Gloucester were six points down to a brace of Strange penalties when they sent Lesley Vainikolo, who looked anything but a Test-class union wing, running smack into Rob Higgitt, who promptly picked up the outsized Tongan and sent him back from whence he came. The ball, however, found its way into the hands of Jack Adams, who set sail and created a try in the right corner for James Simpson-Daniel.
Almost from the restart, Simpson-Daniel repaid the compliment with a chip-and-chase routine that saw Adams dive over for another score. When Anthony Allen intercepted a spectacularly hopeful floated pass from Strange and disappeared into the distance, Gloucester looked likely to wrap up a bonus-point victory in the shortest of short orders.
Yet the Bristol forwards, with the hooker Scott Linklater prominent in the loose and Blowers playing a majestic hand at No 8, turned the tide with some pragmatic, hard-nosed and utterly ruthless forward-oriented rugby. Before the break, both Linklater and Hobson were awarded tries from driven line-outs, the second of which occurred after Marco Bortolami, Gloucester's Italian captain, was packed off to the sin-bin for dragging down a maul.
The second half was less breathless, largely because of the control exerted by the home pack, although there was an eye-opening incident just shy of the hour when a streaker, bereft of everything but his socks, spent the best part of two minutes directing Gloucester's play from a position close to the outside-half slot.
It might be argued that he made a better fist of it than an out-of-sorts Chris Paterson – while the Scot was on the field, the phrase "two good balls in a row" was a complete mystery to the visitors – but a threatening approach from Vainikolo was enough to send the naked intruder scurrying from the field.
Paterson's legitimate replacement, Willie – oh, pleeeaase – Walker, kicked two penalties to take Gloucester within three points, but with one eye on the so-called "countdown clock", the Bristol forwards ate up the final two minutes with a series of forward rumbles. The game deserved a more entrancing finale and the sooner the authorities scrap the current system, the better.
For all that, only the harshest of critics would condemn the home side for their up-the-jumper approach to the last knockings. They are at their best when they leave the champagne rugby to others and settle for the real ale variety. Yesterday, that ale tasted like nectar.
Bristol: Tries Linklater, Hobson; Conversions Strange 2; Penalties Strange 4; Drop goal Strange. Gloucester: Tries Simpson-Daniel, Adams, Allen; Conversion Paterson; Penalties Walker 2, Paterson.

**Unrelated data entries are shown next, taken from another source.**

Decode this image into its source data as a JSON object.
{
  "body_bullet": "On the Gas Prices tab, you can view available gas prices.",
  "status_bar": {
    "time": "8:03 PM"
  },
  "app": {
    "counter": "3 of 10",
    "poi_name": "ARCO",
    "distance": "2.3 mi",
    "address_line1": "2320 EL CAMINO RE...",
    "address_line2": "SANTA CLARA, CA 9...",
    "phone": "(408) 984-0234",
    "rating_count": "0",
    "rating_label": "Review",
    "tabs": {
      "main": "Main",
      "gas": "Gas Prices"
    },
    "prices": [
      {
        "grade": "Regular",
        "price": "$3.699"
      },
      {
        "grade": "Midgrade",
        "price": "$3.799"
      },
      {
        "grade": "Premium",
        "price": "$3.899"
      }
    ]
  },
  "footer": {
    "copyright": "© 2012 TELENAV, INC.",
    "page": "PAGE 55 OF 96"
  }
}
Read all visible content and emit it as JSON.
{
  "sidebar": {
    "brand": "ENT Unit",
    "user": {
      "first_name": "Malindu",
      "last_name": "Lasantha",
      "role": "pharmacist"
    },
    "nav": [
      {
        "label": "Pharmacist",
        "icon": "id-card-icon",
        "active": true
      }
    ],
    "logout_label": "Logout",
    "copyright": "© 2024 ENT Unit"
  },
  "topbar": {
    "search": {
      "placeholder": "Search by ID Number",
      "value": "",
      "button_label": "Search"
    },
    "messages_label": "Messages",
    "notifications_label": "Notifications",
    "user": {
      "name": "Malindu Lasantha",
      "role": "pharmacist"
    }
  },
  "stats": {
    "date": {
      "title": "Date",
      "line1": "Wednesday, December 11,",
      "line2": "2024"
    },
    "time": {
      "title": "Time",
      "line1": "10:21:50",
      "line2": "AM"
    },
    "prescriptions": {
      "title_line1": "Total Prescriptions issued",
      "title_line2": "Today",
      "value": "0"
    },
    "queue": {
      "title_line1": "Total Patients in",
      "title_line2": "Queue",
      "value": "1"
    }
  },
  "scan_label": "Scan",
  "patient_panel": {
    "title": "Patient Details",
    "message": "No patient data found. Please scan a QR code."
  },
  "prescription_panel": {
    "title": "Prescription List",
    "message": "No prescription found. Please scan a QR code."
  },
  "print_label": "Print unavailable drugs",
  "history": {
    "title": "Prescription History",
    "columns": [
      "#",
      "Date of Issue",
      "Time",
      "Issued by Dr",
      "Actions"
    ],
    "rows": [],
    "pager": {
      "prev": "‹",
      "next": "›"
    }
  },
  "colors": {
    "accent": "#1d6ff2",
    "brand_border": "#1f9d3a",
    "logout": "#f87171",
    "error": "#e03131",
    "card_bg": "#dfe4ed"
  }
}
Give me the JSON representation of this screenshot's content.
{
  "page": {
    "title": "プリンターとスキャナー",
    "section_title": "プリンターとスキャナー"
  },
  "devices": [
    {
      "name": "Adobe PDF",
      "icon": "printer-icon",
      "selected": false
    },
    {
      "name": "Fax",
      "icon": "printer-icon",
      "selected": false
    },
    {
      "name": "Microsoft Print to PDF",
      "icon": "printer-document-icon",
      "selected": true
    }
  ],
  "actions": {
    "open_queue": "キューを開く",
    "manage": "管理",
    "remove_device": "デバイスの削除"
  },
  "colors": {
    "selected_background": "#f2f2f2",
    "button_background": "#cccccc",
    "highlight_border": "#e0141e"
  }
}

Bristol: L Arscott; L Robinson (J Taumalolo, 57; S Cox 77), R Higgitt, D Hill, D Lemi; J Strange, B O'Riordan; D Crompton, S Linklater, J Hobson (A Clarke, 79), R Winters, S Hohneck, M Salter (capt), J El Abd, A Blowers.
Gloucester: I Balshaw; J Simpson-Daniel, J Adams, A Allen, L Vainikolo; C Paterson (W Walker, 54), G Cooper (R Lawson, 48); N Wood (A Dickinson, 71), J Paul (A Titterrell, 47), C Nieto, W James (P Buxton, 66), M Bortolami (capt), L Narraway (A Strokosch, 47), A Hazell, G Delve.
Referee: W Barnes (London).